Like the entire hundred-year international controversy about “DST,” clear answers have never emerged, splitting along lines of energy use, public safety, health, economic effects and inconvenience.
The most recent Cayman Compass online poll asked about support for government’s decision to move Cayman clocks forward one hour in mid-March next year, then back one hour in early November. The query drew 639 votes and 58 comments, and probably reasonably reflect wider public sentiment.
Precisely 43 percent of voters, 276, said “absolutely not” to the proposition.
Reasons offered ranged from: “a complete waste of time – the reasons given simply do not justify the hassle or the inevitable increase in power bills” to “Jamaica tried and abandoned it. It is unnecessary. I will NOT be changing my watch,” to “It will serve no useful purpose in Cayman. Even all the states in the USA don’t use it,” to “[I]t no longer fulfils any meaningful purpose except to match New York’s time for finance. Cayman finance has done very well thank you – on Cayman time.”
Another poll respondent said: “Don’t mention Australia. Their’s is a very confusing system. Some states use it, some don’t.”
A solid 35 percent of respondents – 224 votes – supported adoption of DST, calling it, for example: “A simple, easy ‘win’ for everyone. [It] makes good business sense for business – local, international and hybrid e.g. cruise tourism. Separate and apart from ‘mighty mammon,’ I, for one, will enjoy that extra hour of daylight in the evenings with my family for quality downtime …”
One voter observed that the closer to the equator, the less daylight is actually preserved: “Tropical locations sub-20 degrees latitude do not benefit by any daylight time adjustment.”

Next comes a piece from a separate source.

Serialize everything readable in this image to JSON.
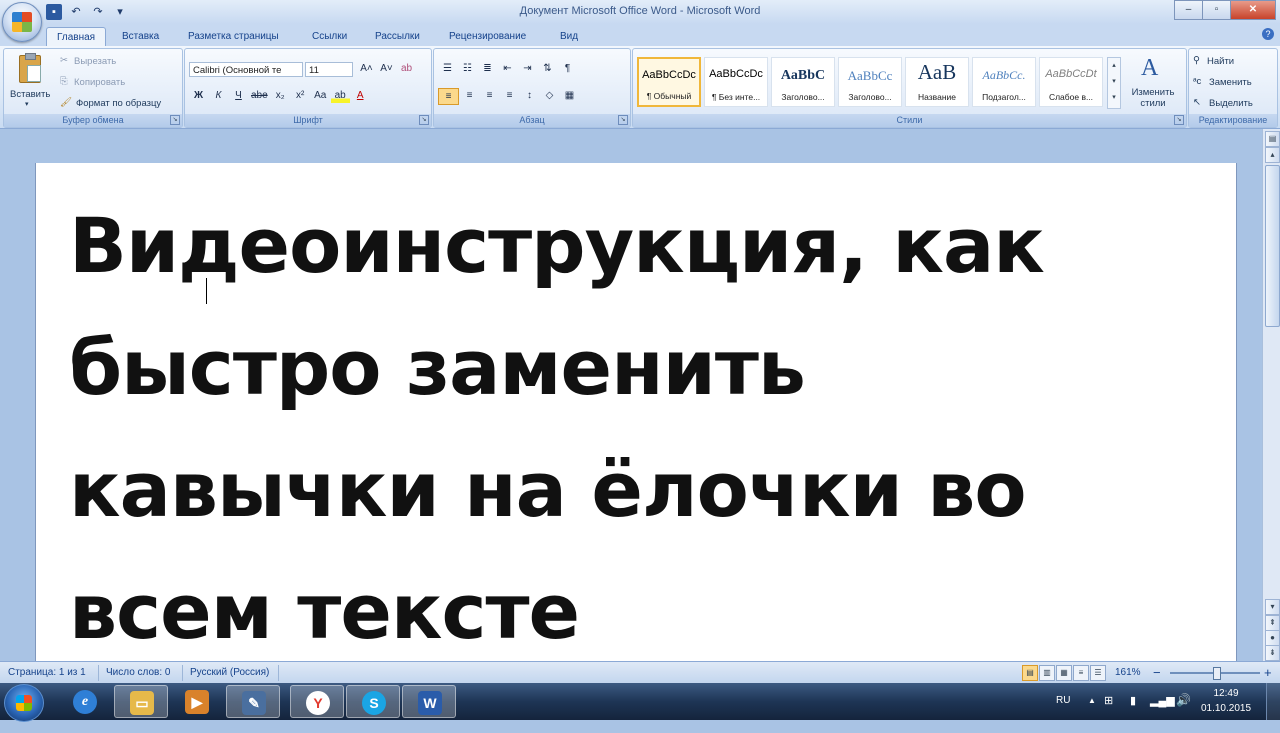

Another, however, saw good business sense in the move: “[L]onger daylight after work enables businesses [to] deal overseas in the same US East Coast time zone.”
And finally, while calling into question any energy savings, one voter said it would boost the economy for a variety of indigenous reasons: “Because it is logical and makes sense to be on the same time as the eastern US.
“While it is unclear if it saves energy, especially in regions with heavy air-conditioning usage, more daylight hours at the end of the day boost the economy by increasing outdoor activities like sporting events, entertainment, recreational activities, etc. One study also suggests that traffic fatalities are reduced when there are more daylight hours at the end of the day to drive home in.”
The response marked “I don’t care one way or the other” garnered 53 votes, 8 percent of the total.
“Leaning towards agreement” attracted 49 votes, a statistical tie, at 8 percent, with those who didn’t care, while 37 voters, or 6 percent, declared themselves “leaning toward disagreeing.”
Next week’s poll question:
Will last week’s resignation of FIFA’s Sepp Blatter finally clean up the organization? Explain why in comments:
Yes, it will help immensely
No, it’s a deeply rooted network that cannot be easily untangled
Maybe. The US Attorney-General is probing the corruption.
Not likely. Blatter’s departure is only symbolic
I don’t really care.